● **SUPPLIED ENTRIES**

==================================================

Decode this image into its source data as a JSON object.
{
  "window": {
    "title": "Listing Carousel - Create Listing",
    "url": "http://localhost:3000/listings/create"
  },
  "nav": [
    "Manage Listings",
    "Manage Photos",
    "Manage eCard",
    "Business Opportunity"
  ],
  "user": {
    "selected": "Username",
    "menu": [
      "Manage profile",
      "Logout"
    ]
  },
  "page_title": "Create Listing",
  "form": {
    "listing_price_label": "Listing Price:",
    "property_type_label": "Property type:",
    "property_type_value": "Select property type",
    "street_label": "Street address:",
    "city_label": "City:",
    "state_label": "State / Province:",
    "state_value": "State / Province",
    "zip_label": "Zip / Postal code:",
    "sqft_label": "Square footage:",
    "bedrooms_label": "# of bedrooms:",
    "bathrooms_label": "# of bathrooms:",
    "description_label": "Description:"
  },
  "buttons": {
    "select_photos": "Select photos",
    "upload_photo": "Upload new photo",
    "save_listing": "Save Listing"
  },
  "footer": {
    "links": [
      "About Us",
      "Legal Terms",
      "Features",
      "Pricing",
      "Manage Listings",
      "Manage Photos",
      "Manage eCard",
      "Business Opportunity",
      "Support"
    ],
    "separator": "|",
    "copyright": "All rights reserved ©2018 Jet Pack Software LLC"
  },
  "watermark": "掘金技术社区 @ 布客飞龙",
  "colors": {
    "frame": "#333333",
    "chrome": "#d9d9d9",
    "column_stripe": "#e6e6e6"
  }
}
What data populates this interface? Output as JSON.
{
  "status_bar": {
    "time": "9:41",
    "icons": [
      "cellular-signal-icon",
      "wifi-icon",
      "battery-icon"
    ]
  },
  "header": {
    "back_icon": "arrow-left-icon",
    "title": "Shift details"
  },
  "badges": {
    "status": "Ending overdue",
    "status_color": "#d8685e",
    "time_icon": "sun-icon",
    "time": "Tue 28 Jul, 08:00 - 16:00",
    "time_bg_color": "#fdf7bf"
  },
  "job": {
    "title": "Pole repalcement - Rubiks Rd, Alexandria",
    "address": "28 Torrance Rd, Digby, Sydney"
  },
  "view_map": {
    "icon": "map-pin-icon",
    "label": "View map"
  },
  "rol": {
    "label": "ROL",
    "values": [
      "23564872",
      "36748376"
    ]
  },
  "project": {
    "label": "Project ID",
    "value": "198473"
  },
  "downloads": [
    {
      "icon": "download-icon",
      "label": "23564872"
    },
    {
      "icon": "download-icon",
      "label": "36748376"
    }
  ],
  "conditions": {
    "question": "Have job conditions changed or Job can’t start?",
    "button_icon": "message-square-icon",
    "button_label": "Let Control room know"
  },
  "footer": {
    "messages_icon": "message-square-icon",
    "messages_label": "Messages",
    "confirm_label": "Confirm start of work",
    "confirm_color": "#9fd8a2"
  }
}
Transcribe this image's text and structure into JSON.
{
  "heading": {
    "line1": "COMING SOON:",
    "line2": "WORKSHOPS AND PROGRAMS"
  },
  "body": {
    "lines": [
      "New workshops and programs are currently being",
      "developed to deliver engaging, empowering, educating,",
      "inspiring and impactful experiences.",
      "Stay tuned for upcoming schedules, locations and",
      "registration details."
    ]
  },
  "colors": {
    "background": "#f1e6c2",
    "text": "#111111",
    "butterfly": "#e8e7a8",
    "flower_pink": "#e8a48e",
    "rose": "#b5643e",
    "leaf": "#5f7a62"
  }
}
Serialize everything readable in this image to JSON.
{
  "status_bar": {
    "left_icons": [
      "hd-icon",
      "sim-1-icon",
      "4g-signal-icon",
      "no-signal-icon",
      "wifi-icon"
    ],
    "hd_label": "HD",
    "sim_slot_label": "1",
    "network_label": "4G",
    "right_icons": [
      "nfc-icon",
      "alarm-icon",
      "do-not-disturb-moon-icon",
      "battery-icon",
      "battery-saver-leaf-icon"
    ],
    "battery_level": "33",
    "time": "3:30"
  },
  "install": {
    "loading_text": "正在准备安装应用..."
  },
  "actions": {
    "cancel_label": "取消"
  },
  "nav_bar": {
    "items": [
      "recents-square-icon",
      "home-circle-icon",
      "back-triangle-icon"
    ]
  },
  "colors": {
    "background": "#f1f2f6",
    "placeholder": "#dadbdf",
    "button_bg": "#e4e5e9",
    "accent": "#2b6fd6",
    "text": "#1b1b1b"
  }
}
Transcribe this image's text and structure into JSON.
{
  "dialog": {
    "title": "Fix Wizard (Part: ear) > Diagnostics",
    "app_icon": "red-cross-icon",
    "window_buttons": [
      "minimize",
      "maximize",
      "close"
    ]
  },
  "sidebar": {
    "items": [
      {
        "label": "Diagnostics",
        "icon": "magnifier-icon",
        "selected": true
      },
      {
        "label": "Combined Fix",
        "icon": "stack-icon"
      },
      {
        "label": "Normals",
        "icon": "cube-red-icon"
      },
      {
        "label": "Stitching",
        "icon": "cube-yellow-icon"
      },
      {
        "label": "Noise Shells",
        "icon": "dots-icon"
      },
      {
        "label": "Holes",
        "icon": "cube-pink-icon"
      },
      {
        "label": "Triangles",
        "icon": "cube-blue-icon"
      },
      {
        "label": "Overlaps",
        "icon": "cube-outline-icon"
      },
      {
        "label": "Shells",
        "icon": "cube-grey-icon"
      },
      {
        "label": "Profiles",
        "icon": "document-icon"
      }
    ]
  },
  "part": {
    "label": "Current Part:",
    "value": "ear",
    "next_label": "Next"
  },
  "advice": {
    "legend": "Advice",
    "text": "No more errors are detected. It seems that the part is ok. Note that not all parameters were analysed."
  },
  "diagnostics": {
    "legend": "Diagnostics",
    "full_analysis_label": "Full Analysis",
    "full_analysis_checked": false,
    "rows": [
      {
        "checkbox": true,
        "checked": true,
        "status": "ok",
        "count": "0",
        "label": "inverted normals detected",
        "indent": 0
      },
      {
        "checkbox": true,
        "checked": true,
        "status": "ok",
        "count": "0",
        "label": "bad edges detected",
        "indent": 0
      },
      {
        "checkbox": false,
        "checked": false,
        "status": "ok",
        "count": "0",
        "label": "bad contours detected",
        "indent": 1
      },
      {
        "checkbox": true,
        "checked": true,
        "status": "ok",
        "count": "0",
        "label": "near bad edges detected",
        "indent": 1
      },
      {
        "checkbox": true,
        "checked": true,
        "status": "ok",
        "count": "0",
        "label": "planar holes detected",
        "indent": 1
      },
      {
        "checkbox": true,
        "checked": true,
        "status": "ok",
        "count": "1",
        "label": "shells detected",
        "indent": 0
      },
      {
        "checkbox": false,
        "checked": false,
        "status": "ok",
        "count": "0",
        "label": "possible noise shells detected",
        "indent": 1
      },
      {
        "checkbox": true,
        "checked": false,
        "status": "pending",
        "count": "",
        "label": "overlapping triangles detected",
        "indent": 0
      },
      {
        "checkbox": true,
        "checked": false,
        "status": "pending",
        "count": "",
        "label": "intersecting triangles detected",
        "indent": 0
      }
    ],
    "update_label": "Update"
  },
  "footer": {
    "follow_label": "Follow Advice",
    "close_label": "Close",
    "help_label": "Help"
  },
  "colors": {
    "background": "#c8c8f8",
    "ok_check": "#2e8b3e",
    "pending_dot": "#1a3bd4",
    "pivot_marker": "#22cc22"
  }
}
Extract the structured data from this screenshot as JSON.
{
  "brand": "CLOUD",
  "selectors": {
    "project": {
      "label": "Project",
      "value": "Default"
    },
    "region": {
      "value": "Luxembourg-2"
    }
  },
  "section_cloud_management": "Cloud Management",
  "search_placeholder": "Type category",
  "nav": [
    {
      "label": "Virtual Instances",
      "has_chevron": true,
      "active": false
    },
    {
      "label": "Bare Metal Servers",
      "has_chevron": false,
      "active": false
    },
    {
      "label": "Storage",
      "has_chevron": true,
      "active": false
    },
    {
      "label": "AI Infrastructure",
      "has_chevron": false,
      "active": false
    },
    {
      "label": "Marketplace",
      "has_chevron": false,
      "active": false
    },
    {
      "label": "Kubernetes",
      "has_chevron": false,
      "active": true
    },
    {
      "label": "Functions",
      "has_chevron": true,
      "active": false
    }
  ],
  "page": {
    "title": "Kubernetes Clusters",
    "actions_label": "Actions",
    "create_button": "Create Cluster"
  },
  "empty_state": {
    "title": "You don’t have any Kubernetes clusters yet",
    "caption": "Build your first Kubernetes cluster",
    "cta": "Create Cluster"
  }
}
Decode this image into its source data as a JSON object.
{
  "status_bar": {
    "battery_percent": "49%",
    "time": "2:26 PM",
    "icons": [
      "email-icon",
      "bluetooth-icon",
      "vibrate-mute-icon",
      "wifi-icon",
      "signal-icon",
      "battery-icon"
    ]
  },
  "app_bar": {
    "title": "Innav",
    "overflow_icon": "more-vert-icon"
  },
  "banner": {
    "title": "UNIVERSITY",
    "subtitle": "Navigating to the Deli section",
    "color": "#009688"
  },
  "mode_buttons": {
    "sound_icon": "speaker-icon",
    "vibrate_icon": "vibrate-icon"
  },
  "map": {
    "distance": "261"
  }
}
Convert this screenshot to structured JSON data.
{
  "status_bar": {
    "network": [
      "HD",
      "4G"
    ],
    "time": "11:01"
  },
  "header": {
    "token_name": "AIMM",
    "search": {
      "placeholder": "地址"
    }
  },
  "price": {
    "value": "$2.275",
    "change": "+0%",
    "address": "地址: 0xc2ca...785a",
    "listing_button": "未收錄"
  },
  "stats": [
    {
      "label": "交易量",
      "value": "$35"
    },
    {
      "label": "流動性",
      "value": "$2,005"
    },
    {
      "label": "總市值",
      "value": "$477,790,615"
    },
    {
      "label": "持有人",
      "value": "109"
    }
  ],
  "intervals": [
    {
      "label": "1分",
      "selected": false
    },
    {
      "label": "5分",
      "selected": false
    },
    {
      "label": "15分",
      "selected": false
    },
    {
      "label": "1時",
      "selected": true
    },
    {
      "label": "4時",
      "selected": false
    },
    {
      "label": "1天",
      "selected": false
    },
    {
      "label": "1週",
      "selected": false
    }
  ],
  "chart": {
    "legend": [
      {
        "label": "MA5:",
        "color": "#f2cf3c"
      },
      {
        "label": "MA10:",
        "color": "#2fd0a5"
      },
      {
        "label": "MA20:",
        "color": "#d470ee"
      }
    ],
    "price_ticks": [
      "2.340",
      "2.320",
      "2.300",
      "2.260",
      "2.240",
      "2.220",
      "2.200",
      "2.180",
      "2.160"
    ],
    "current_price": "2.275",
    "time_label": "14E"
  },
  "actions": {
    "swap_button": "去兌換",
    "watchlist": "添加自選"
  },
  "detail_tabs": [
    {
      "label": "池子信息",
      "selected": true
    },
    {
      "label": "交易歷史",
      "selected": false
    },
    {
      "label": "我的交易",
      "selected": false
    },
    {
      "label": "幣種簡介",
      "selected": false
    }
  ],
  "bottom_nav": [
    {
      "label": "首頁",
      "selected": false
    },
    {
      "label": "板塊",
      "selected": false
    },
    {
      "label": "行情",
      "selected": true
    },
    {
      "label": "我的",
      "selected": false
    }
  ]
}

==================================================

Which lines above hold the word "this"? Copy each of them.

Decode this image into its source data as a JSON object.
What data populates this interface? Output as JSON.
Transcribe this image's text and structure into JSON.
Serialize everything readable in this image to JSON.
Transcribe this image's text and structure into JSON.
Extract the structured data from this screenshot as JSON.
Decode this image into its source data as a JSON object.
Convert this screenshot to structured JSON data.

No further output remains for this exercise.